Don’t hate us because we’re pop

it’s spring and my tolerance for pastoral kitsch goes way up. I’m sure yours does too, so if you’re in the mood for wallowing in inexpressible longings, you need Maximilian Hecker's new album, (charmingly titled) "Rose".

His last album, "Infinite Love Songs", was perfect for cold winter days, drinking hot chocolate and watching snow fall while your heart snapped bitterly in two. A backdrop to reading a Benjamin von Stuckrad-Barre novel, and drowning in consumer-weary angst. The epitome of Mitte.

"Rose", produced by the legendary Gareth Jones (Fad Gadget, Depeche Mode, Bad Seeds, etc.) has a richness of sound and subtlety not heard on "Infinite Love Songs". It is picture perfect, rain-drenched, tender piano melancholy. The ego turned inward. Heart-breaking and faltering vocals, repeating, ad infinitum: I love you, I want you, I need you, heal me, hold me. Yeah, it sounds like kitsch, doesn't it? Ah, but kitsch is a cynical, world-weary label when the violins are playing and the lovebirds are singing. It must be poetry. Who's to say, "Hold me now, heal my wounds" isn't genuinely meant, when it’s repeated to such a point of spiraling desperation you just can’t ignore it anymore? The boy means it, and it’s bloody beautiful.

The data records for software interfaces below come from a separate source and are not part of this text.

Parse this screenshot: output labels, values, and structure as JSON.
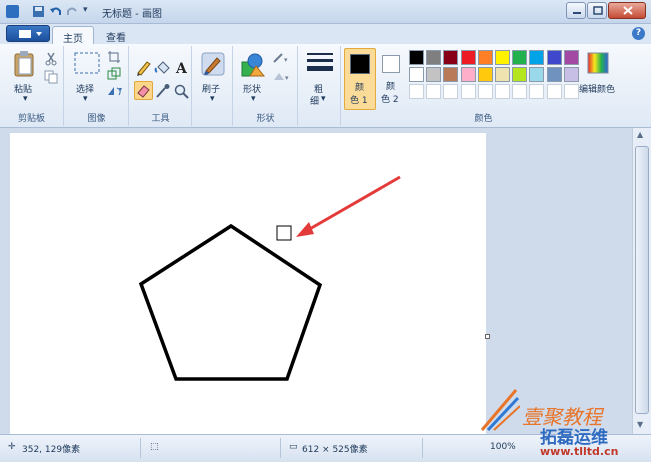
{
  "window": {
    "title": "无标题 - 画图"
  },
  "tabs": [
    {
      "label": "主页",
      "active": true
    },
    {
      "label": "查看",
      "active": false
    }
  ],
  "help_label": "?",
  "ribbon": {
    "clipboard": {
      "paste_label": "粘贴",
      "group_label": "剪贴板"
    },
    "image": {
      "select_label": "选择",
      "group_label": "图像"
    },
    "tools": {
      "group_label": "工具"
    },
    "brushes": {
      "label": "刷子"
    },
    "shapes": {
      "label": "形状",
      "group_label": "形状"
    },
    "size": {
      "label_line1": "粗",
      "label_line2": "细"
    },
    "colors": {
      "color1_line1": "颜",
      "color1_line2": "色 1",
      "color2_line1": "颜",
      "color2_line2": "色 2",
      "edit_label": "编辑颜色",
      "group_label": "颜色",
      "color1_value": "#000000",
      "color2_value": "#ffffff",
      "palette_row1": [
        "#000000",
        "#7f7f7f",
        "#880015",
        "#ed1c24",
        "#ff7f27",
        "#fff200",
        "#22b14c",
        "#00a2e8",
        "#3f48cc",
        "#a349a4"
      ],
      "palette_row2": [
        "#ffffff",
        "#c3c3c3",
        "#b97a57",
        "#ffaec9",
        "#ffc90e",
        "#efe4b0",
        "#b5e61d",
        "#99d9ea",
        "#7092be",
        "#c8bfe7"
      ]
    }
  },
  "status": {
    "cursor_pos": "352, 129像素",
    "canvas_size": "612 × 525像素",
    "zoom": "100%"
  },
  "watermark": {
    "line1": "壹聚教程",
    "line2": "拓磊运维",
    "url": "www.tlltd.cn"
  }
}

I dare you to let yourself be seduced by the truth that lies at the heart of every cliché. That’s what it’s about with Maxi. With the rose as a symbol of divine love and the boy in the bow tie with the young Galahad haircut and the tragic gazing eyes. Maximilian holding his candle in the wind and embracing pop with the reverence of a monk.

And the concert? Well, I’ve never really seen Maxi in concert, but this time he’s got a band, and I’ve heard damn good stories of him getting drunk, running through the crowd and singing Lionel Richie's "Hello" – all in no particular order. Oh, so he does have a sense of self-irony, after all...